The magnitude of the tremor was measured at 3.5 on the Richter Scale, which is viewed as “minor” and should not be strong enough to cause damage.

The tremor is believed to have originated approximately 40 kilometres outside of Saldanha Bay, and had a depth of five km.

Cape residents reported feeling the tremor in areas such as Claremont, Tamboerskloof, Kuils River, Noordhoek and Maitland.

Some residents of the Western Cape reported feeling tremors later on Tuesday morning as well, while others poked some fun at the suggestion that the Western Cape secedes from the rest of South Africa.

“It sounded like a big bass drum in the distance,” one social media user commented.

“Felt it in Simon’s Town,” another said.

 

 

This is one of many seismic events that have rocked South Africa this year. On Saturday, September 26 a 6.2-magnitude earthquake was recorded off the coast of Africa, and no damage was reported. Another tremor was felt shortly after and then again on Sunday morning. Some said the tremor on Sunday morning was stronger than the night before.

On October 1, residents of Gauteng felt another shake and it was confirmed to be a 2.8-magnitude tremor. The epicentre was around 5km South-East of Randfontein, in the West Rand of Johannesburg.

Residents can report any damage at 021 480 7700 from a cellphone or 107 from a landline.

Picture: Pixabay

Article written by

Lucinda Dordley

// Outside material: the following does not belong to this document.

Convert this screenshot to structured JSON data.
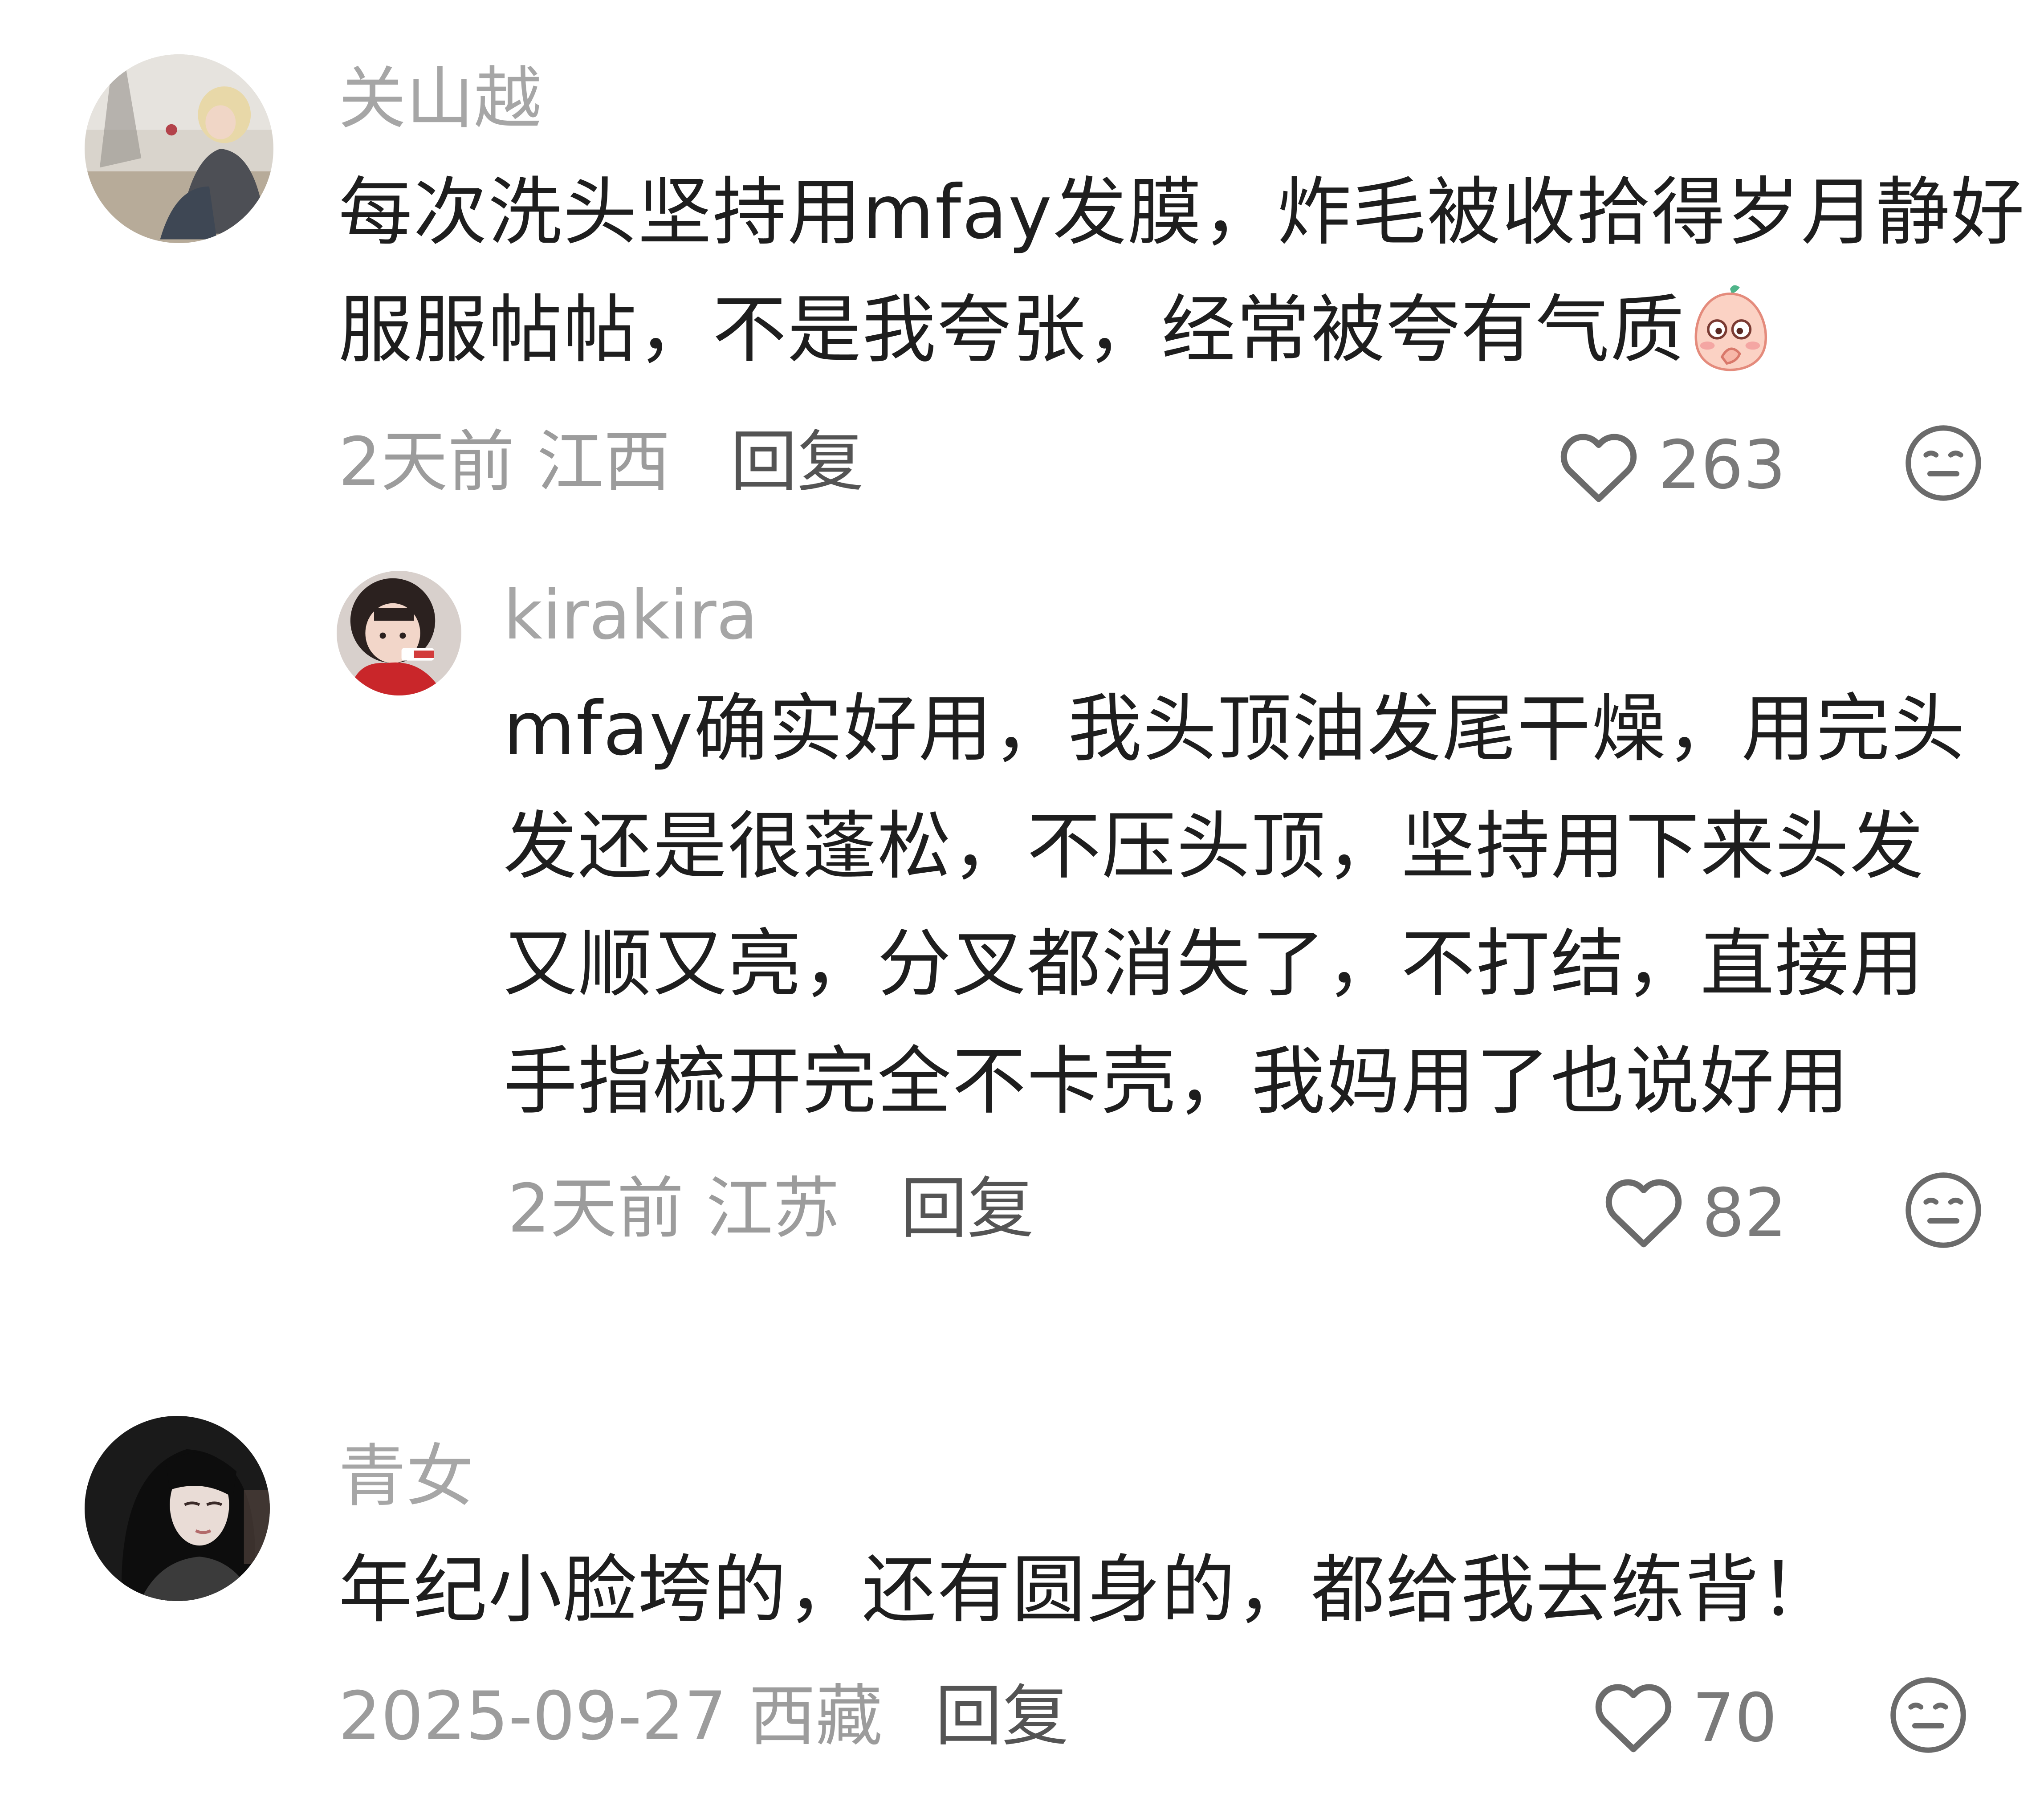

Lucinda is a hard news writer who occasionally dabbles in lifestyle writing, and recent journalism graduate. She is a proud intersectional feminist, and is passionate about actively creating a world which is free of discrimination and inequality.